▶ **Description of the task**:
Which of the lines below hold the word "this"? Pull each of them out.

▶ **Extracted material**:
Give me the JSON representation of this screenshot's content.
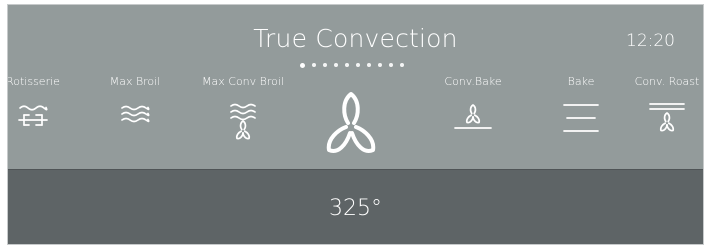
{
  "header": {
    "title": "True Convection",
    "clock": "12:20"
  },
  "pager": {
    "page_count": 10,
    "active_index": 0
  },
  "modes": [
    {
      "label": "Rotisserie",
      "icon": "rotisserie-icon"
    },
    {
      "label": "Max Broil",
      "icon": "max-broil-icon"
    },
    {
      "label": "Max Conv Broil",
      "icon": "max-conv-broil-icon"
    },
    {
      "label": "",
      "icon": "true-convection-fan-icon",
      "selected": true
    },
    {
      "label": "Conv.Bake",
      "icon": "conv-bake-icon"
    },
    {
      "label": "Bake",
      "icon": "bake-icon"
    },
    {
      "label": "Conv. Roast",
      "icon": "conv-roast-icon"
    }
  ],
  "temperature": {
    "value": "325°"
  },
  "colors": {
    "panel_upper": "#939b9b",
    "panel_lower": "#5e6466",
    "foreground": "#ffffff"
  }
}
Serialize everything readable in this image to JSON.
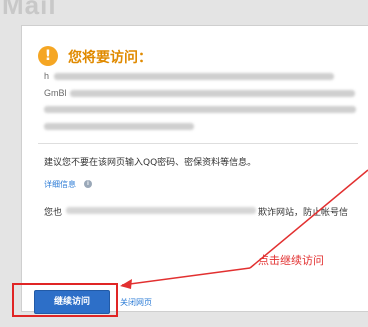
{
  "app": {
    "logo_text": "Mail"
  },
  "warning": {
    "icon": "exclamation-icon",
    "icon_glyph": "!",
    "title": "您将要访问：",
    "url_prefix_1": "h",
    "url_prefix_2": "GmBl"
  },
  "advice": {
    "text": "建议您不要在该网页输入QQ密码、密保资料等信息。",
    "details_link": "详细信息",
    "details_icon": "info-icon",
    "details_icon_glyph": "i"
  },
  "notice": {
    "start": "您也",
    "middle": "欺诈网站，防止帐号信"
  },
  "annotation": {
    "text": "点击继续访问"
  },
  "actions": {
    "continue_label": "继续访问",
    "close_label": "关闭网页"
  },
  "colors": {
    "accent": "#2d6fc8",
    "warning": "#f5a623",
    "title": "#e08a00",
    "annotation": "#e23030"
  }
}
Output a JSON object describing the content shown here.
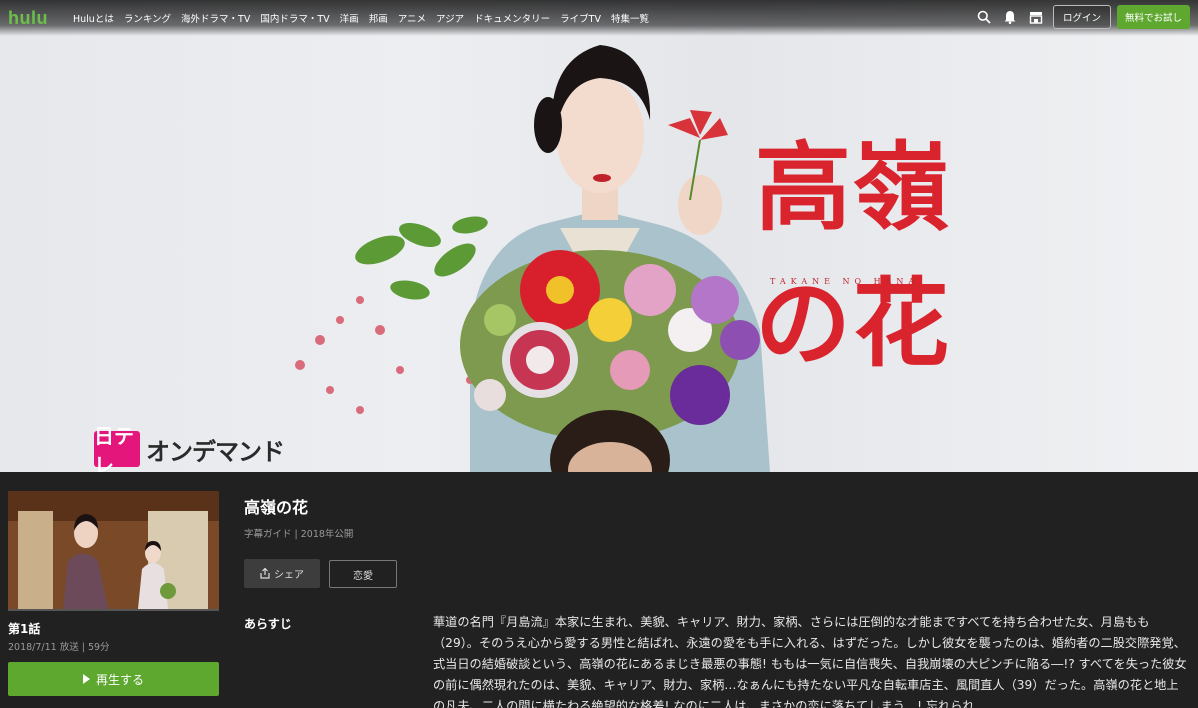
{
  "header": {
    "logo": "hulu",
    "nav": [
      "Huluとは",
      "ランキング",
      "海外ドラマ・TV",
      "国内ドラマ・TV",
      "洋画",
      "邦画",
      "アニメ",
      "アジア",
      "ドキュメンタリー",
      "ライブTV",
      "特集一覧"
    ],
    "icons": [
      "search-icon",
      "bell-icon",
      "store-icon"
    ],
    "login_label": "ログイン",
    "trial_label": "無料でお試し"
  },
  "hero": {
    "title_line1": "高嶺",
    "title_line2": "の花",
    "title_romaji": "TAKANE NO HANA",
    "channel_badge": "日テレ",
    "channel_text": "オンデマンド",
    "accent_color": "#d9232d"
  },
  "episode": {
    "title": "第1話",
    "meta": "2018/7/11 放送 | 59分",
    "play_label": "再生する"
  },
  "series": {
    "title": "高嶺の花",
    "meta": "字幕ガイド | 2018年公開",
    "share_label": "シェア",
    "genre_label": "恋愛",
    "synopsis_label": "あらすじ",
    "synopsis": "華道の名門『月島流』本家に生まれ、美貌、キャリア、財力、家柄、さらには圧倒的な才能まですべてを持ち合わせた女、月島もも（29）。そのうえ心から愛する男性と結ばれ、永遠の愛をも手に入れる、はずだった。しかし彼女を襲ったのは、婚約者の二股交際発覚、式当日の結婚破談という、高嶺の花にあるまじき最悪の事態! ももは一気に自信喪失、自我崩壊の大ピンチに陥る―!? すべてを失った彼女の前に偶然現れたのは、美貌、キャリア、財力、家柄…なぁんにも持たない平凡な自転車店主、風間直人（39）だった。高嶺の花と地上の凡夫、二人の間に横たわる絶望的な格差! なのに二人は、まさかの恋に落ちてしまう…! 忘れられ"
  },
  "colors": {
    "brand_green": "#6cc04a",
    "button_green": "#5fa830",
    "background": "#212121"
  }
}
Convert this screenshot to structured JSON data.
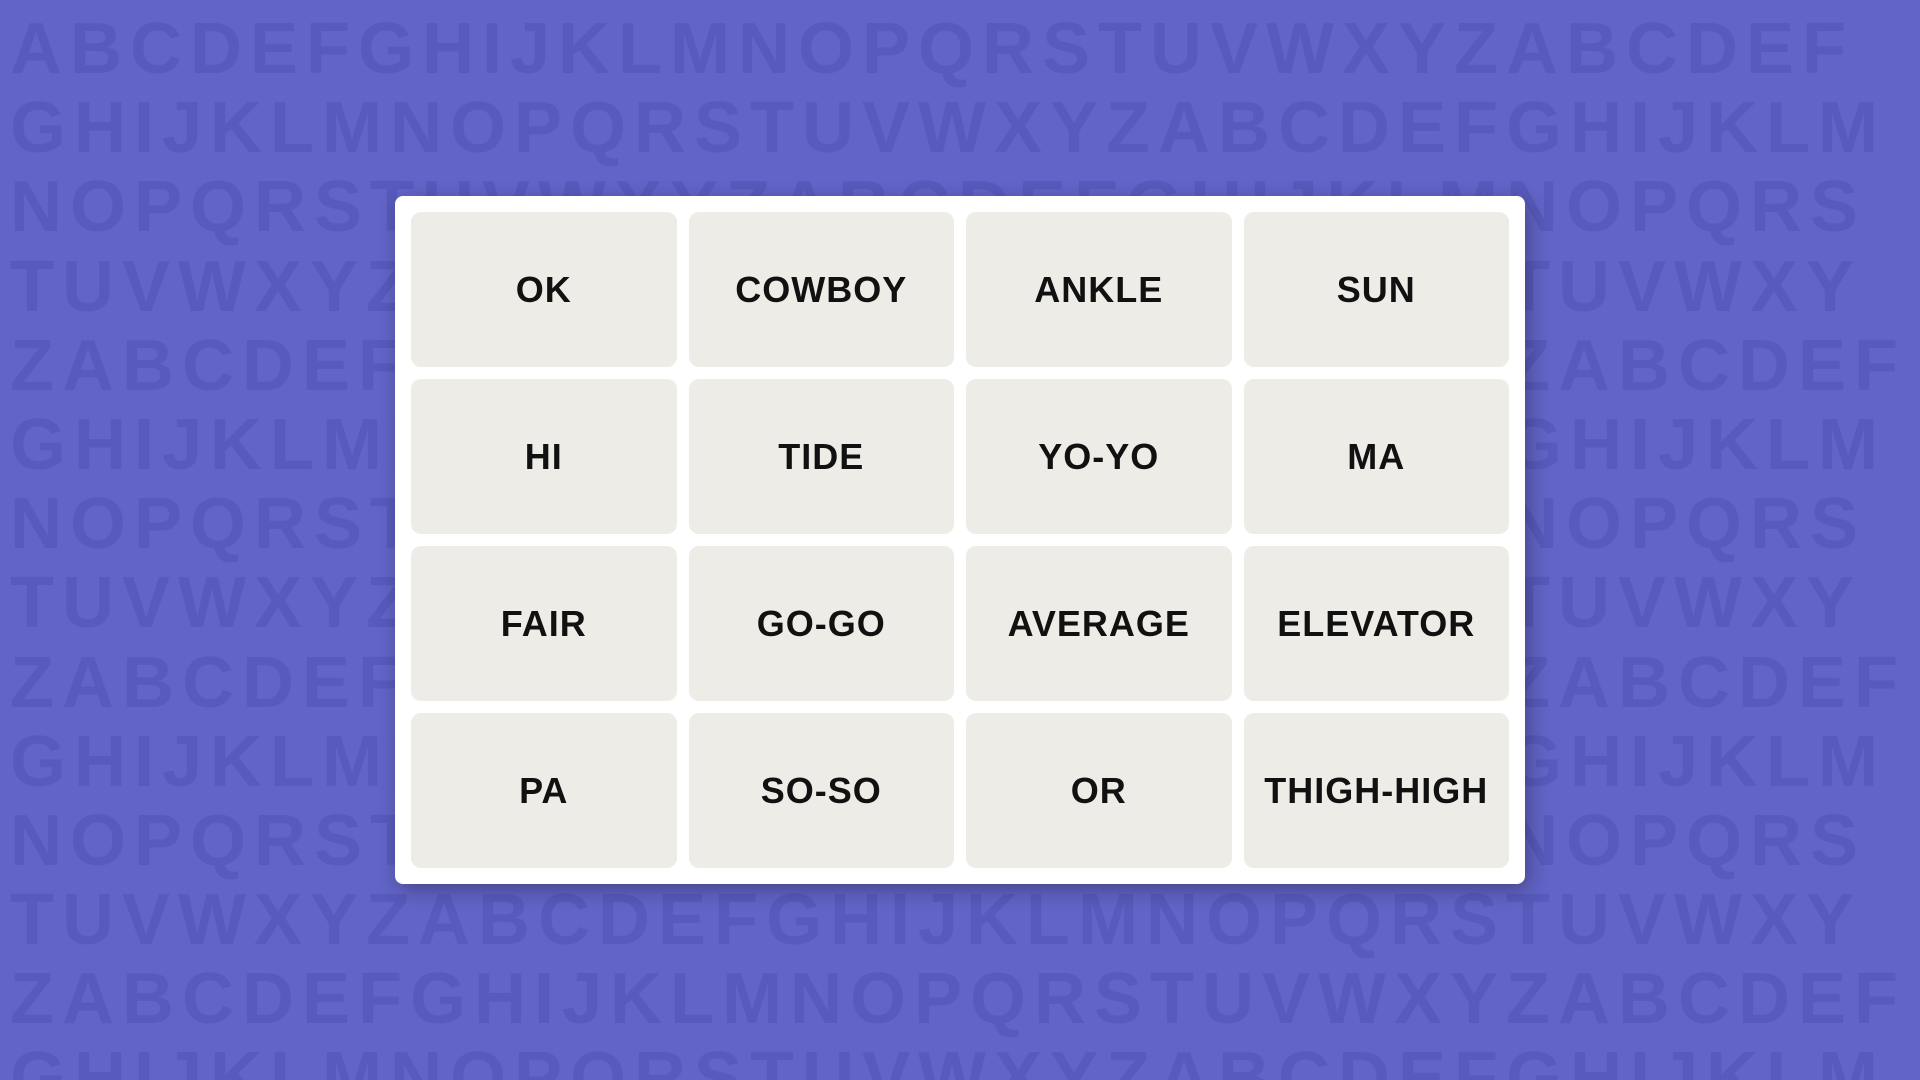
{
  "background": {
    "letters": "ABCDEFGHIJKLMNOPQRSTUVWXYZABCDEFGHIJKLMNOPQRSTUVWXYZABCDEFGHIJKLMNOPQRSTUVWXYZABCDEFGHIJKLMNOPQRSTUVWXYZABCDEFGHIJKLMNOPQRSTUVWXYZABCDEFGHIJKLMNOPQRSTUVWXYZABCDEFGHIJKLMNOPQRSTUVWXYZABCDEFGHIJKLMNOPQRSTUVWXYZABCDEFGHIJKLMNOPQRSTUVWXYZABCDEFGHIJKLMNOPQRSTUVWXYZ"
  },
  "grid": {
    "cells": [
      {
        "id": "ok",
        "label": "OK"
      },
      {
        "id": "cowboy",
        "label": "COWBOY"
      },
      {
        "id": "ankle",
        "label": "ANKLE"
      },
      {
        "id": "sun",
        "label": "SUN"
      },
      {
        "id": "hi",
        "label": "HI"
      },
      {
        "id": "tide",
        "label": "TIDE"
      },
      {
        "id": "yo-yo",
        "label": "YO-YO"
      },
      {
        "id": "ma",
        "label": "MA"
      },
      {
        "id": "fair",
        "label": "FAIR"
      },
      {
        "id": "go-go",
        "label": "GO-GO"
      },
      {
        "id": "average",
        "label": "AVERAGE"
      },
      {
        "id": "elevator",
        "label": "ELEVATOR"
      },
      {
        "id": "pa",
        "label": "PA"
      },
      {
        "id": "so-so",
        "label": "SO-SO"
      },
      {
        "id": "or",
        "label": "OR"
      },
      {
        "id": "thigh-high",
        "label": "THIGH-HIGH"
      }
    ]
  }
}
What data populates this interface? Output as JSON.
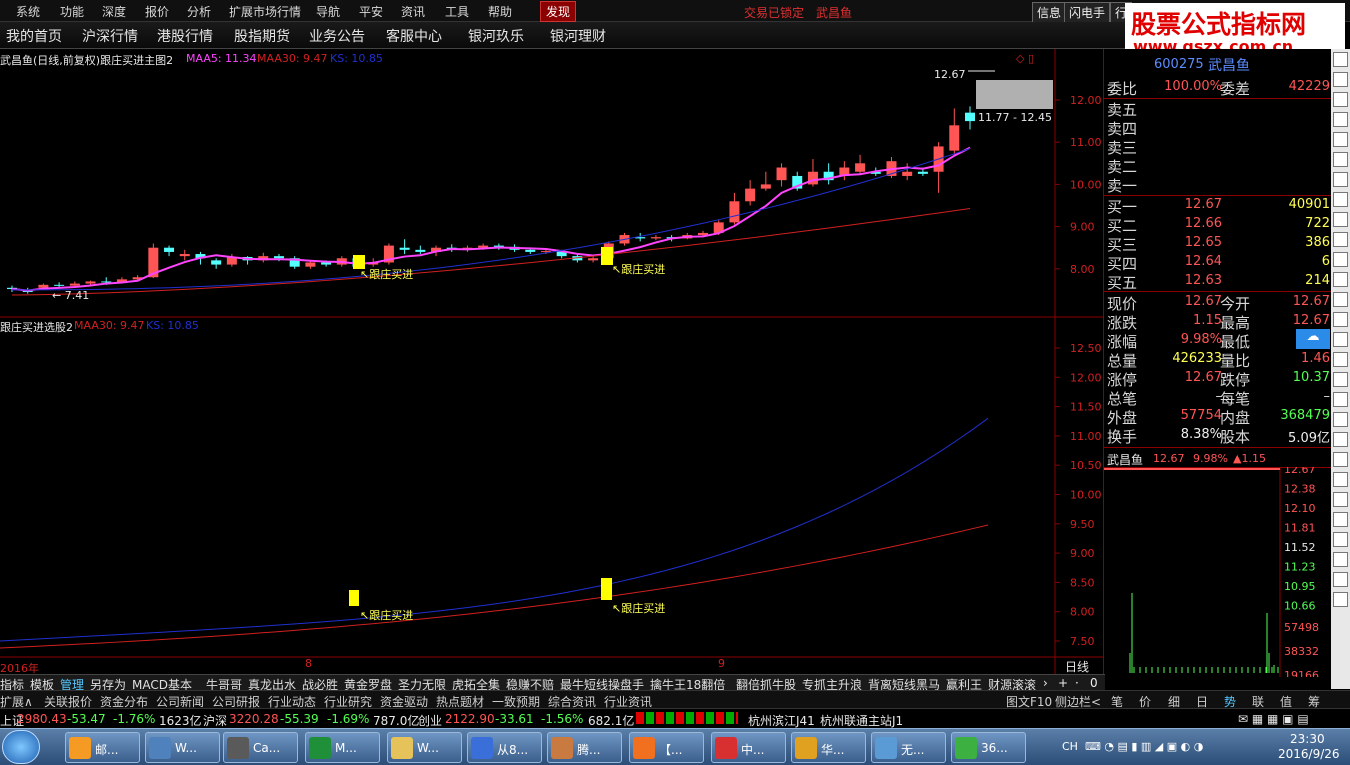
{
  "menu": {
    "items": [
      "系统",
      "功能",
      "深度",
      "报价",
      "分析",
      "扩展市场行情",
      "导航",
      "平安",
      "资讯",
      "工具",
      "帮助",
      "发现"
    ],
    "right_status": "交易已锁定",
    "right_stock": "武昌鱼",
    "buttons": [
      "信息",
      "闪电手",
      "行"
    ]
  },
  "nav": {
    "items": [
      "我的首页",
      "沪深行情",
      "港股行情",
      "股指期货",
      "业务公告",
      "客服中心",
      "银河玖乐",
      "银河理财"
    ]
  },
  "watermark": {
    "line1": "股票公式指标网",
    "line2": "www.gszx.com.cn"
  },
  "main_chart": {
    "title": "武昌鱼(日线,前复权)跟庄买进主图2",
    "ma5": "MAA5: 11.34",
    "ma30": "MAA30: 9.47",
    "ks": "KS: 10.85",
    "high_label": "12.67",
    "range_label": "11.77 - 12.45",
    "low_label": "7.41",
    "signal": "跟庄买进",
    "yticks": [
      "12.00",
      "11.00",
      "10.00",
      "9.00",
      "8.00"
    ]
  },
  "sub_chart": {
    "title": "跟庄买进选股2",
    "ma30": "MAA30: 9.47",
    "ks": "KS: 10.85",
    "signal": "跟庄买进",
    "yticks": [
      "12.50",
      "12.00",
      "11.50",
      "11.00",
      "10.50",
      "10.00",
      "9.50",
      "9.00",
      "8.50",
      "8.00",
      "7.50"
    ]
  },
  "xaxis": {
    "labels": [
      "2016年",
      "8",
      "9"
    ],
    "period": "日线"
  },
  "quote": {
    "code": "600275",
    "name": "武昌鱼",
    "weibi": {
      "label": "委比",
      "value": "100.00%",
      "label2": "委差",
      "value2": "42229"
    },
    "sells": [
      "卖五",
      "卖四",
      "卖三",
      "卖二",
      "卖一"
    ],
    "buys": [
      {
        "label": "买一",
        "price": "12.67",
        "vol": "40901"
      },
      {
        "label": "买二",
        "price": "12.66",
        "vol": "722"
      },
      {
        "label": "买三",
        "price": "12.65",
        "vol": "386"
      },
      {
        "label": "买四",
        "price": "12.64",
        "vol": "6"
      },
      {
        "label": "买五",
        "price": "12.63",
        "vol": "214"
      }
    ],
    "stats": [
      {
        "l1": "现价",
        "v1": "12.67",
        "l2": "今开",
        "v2": "12.67"
      },
      {
        "l1": "涨跌",
        "v1": "1.15",
        "l2": "最高",
        "v2": "12.67"
      },
      {
        "l1": "涨幅",
        "v1": "9.98%",
        "l2": "最低",
        "v2": ""
      },
      {
        "l1": "总量",
        "v1": "426233",
        "l2": "量比",
        "v2": "1.46"
      },
      {
        "l1": "涨停",
        "v1": "12.67",
        "l2": "跌停",
        "v2": "10.37"
      },
      {
        "l1": "总笔",
        "v1": "–",
        "l2": "每笔",
        "v2": "–"
      },
      {
        "l1": "外盘",
        "v1": "57754",
        "l2": "内盘",
        "v2": "368479"
      },
      {
        "l1": "换手",
        "v1": "8.38%",
        "l2": "股本",
        "v2": "5.09亿"
      }
    ],
    "mini": {
      "name": "武昌鱼",
      "price": "12.67",
      "pct": "9.98%",
      "chg": "▲1.15",
      "prices": [
        "12.67",
        "12.38",
        "12.10",
        "11.81",
        "11.52",
        "11.23",
        "10.95",
        "10.66"
      ],
      "vols": [
        "57498",
        "38332",
        "19166"
      ]
    }
  },
  "tabs1": [
    "指标",
    "模板",
    "管理",
    "另存为",
    "MACD基本",
    "牛哥哥",
    "真龙出水",
    "战必胜",
    "黄金罗盘",
    "圣力无限",
    "虎拓全集",
    "稳赚不赔",
    "最牛短线操盘手",
    "擒牛王18翻倍",
    "翻倍抓牛股",
    "专抓主升浪",
    "背离短线黑马",
    "赢利王",
    "财源滚滚"
  ],
  "tabs2": [
    "扩展∧",
    "关联报价",
    "资金分布",
    "公司新闻",
    "公司研报",
    "行业动态",
    "行业研究",
    "资金驱动",
    "热点题材",
    "一致预期",
    "综合资讯",
    "行业资讯",
    "图文F10",
    "侧边栏<"
  ],
  "tabs2_right": [
    "笔",
    "价",
    "细",
    "日",
    "势",
    "联",
    "值",
    "筹"
  ],
  "status": {
    "sh_label": "上证",
    "sh": "2980.43",
    "sh_chg": "-53.47",
    "sh_pct": "-1.76%",
    "sh_amt": "1623亿",
    "sz_label": "沪深",
    "sz": "3220.28",
    "sz_chg": "-55.39",
    "sz_pct": "-1.69%",
    "sz_amt": "787.0亿",
    "cy_label": "创业",
    "cy": "2122.90",
    "cy_chg": "-33.61",
    "cy_pct": "-1.56%",
    "cy_amt": "682.1亿",
    "server1": "杭州滨江J41",
    "server2": "杭州联通主站J1"
  },
  "taskbar": {
    "items": [
      "邮...",
      "W...",
      "Ca...",
      "M...",
      "W...",
      "从8...",
      "腾...",
      "【...",
      "中...",
      "华...",
      "无...",
      "36..."
    ],
    "lang": "CH",
    "time": "23:30",
    "date": "2016/9/26"
  },
  "colors": {
    "up": "#ff5555",
    "down": "#54ffff",
    "ma5": "#ff44ff",
    "ma30": "#d22020",
    "ks": "#2030d0",
    "signal": "#ffff00"
  }
}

▶ **Solved problem**:
Give me the JSON representation of this screenshot's content.
Serialize everything readable in this image to JSON.
Convert this screenshot to structured JSON data.
What data populates this interface? Output as JSON.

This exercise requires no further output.